[Items from an interface collection]
<<<<

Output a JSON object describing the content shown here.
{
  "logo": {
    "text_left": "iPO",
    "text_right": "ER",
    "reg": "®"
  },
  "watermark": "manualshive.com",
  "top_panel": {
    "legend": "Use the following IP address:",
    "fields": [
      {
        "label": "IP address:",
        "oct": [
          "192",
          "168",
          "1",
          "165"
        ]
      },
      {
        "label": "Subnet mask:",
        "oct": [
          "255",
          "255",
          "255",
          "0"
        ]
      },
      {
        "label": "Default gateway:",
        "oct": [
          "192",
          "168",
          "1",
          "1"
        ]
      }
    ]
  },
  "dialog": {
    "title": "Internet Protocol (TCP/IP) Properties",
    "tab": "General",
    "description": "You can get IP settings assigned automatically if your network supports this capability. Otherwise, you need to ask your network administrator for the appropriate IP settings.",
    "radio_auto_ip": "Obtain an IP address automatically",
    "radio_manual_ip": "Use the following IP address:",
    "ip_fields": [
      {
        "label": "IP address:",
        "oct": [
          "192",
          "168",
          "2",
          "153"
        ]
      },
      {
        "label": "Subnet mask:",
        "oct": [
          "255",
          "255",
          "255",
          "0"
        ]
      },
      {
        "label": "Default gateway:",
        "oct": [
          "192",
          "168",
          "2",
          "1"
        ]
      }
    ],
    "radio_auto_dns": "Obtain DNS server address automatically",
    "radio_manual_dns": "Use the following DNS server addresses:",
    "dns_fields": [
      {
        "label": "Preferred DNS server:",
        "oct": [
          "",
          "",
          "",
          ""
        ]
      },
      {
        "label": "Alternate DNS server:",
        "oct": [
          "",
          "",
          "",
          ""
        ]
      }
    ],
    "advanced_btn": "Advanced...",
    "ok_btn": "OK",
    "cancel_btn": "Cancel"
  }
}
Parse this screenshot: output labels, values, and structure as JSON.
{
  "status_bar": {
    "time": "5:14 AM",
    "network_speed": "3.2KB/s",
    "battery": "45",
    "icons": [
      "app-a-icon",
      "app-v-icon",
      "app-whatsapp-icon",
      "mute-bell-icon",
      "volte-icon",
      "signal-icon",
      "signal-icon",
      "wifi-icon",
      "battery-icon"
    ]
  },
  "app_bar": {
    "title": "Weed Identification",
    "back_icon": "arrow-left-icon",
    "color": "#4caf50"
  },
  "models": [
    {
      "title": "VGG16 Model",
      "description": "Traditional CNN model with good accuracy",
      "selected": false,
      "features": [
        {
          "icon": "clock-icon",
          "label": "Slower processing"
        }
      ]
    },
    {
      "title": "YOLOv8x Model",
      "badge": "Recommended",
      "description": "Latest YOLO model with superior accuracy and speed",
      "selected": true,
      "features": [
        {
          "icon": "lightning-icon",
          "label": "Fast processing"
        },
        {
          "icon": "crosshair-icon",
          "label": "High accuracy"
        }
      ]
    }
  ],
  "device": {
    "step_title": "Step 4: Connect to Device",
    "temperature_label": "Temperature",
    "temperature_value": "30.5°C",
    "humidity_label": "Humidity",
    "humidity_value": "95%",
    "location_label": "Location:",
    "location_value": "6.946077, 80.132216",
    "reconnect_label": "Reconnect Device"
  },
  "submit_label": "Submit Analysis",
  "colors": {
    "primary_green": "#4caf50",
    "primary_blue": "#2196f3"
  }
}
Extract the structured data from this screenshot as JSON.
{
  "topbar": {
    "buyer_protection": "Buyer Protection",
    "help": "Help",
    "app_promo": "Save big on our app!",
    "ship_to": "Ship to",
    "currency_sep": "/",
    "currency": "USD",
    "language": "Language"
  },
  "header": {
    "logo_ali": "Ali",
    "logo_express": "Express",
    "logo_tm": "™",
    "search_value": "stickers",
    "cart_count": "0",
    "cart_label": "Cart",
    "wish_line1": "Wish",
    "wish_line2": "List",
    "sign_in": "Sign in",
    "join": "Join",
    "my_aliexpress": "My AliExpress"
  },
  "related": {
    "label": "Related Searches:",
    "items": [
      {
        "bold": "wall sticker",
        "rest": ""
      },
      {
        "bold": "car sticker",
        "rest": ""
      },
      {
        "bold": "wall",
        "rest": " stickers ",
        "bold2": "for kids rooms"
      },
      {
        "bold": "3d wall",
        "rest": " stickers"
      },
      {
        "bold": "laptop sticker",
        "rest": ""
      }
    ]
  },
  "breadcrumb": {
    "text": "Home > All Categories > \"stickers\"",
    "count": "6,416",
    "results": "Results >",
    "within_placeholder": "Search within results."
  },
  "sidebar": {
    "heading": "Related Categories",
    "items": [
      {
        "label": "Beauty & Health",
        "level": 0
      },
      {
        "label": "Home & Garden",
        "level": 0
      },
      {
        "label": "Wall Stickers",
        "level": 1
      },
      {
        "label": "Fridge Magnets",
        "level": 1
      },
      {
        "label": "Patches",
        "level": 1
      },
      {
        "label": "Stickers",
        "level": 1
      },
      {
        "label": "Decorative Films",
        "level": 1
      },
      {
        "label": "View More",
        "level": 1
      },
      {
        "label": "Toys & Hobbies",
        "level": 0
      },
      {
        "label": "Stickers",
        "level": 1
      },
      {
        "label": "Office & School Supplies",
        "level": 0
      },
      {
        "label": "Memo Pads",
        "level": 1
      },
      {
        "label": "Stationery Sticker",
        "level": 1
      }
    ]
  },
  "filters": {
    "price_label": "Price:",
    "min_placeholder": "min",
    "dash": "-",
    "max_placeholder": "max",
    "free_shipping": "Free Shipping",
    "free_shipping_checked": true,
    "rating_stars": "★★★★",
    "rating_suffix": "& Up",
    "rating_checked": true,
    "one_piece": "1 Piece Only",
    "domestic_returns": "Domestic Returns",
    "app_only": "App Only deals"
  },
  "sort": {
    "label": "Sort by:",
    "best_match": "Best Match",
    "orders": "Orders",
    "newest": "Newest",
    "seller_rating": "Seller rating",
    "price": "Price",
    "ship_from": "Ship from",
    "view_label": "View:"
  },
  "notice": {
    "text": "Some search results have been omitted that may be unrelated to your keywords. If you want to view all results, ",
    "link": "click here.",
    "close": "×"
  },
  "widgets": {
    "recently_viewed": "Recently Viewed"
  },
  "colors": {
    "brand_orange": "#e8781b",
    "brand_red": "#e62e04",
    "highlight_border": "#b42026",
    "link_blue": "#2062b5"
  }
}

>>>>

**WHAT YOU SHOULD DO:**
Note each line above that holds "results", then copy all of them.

**TASK SOLUTION:**
    "results": "Results >",
    "within_placeholder": "Search within results."
    "text": "Some search results have been omitted that may be unrelated to your keywords. If you want to view all results, ",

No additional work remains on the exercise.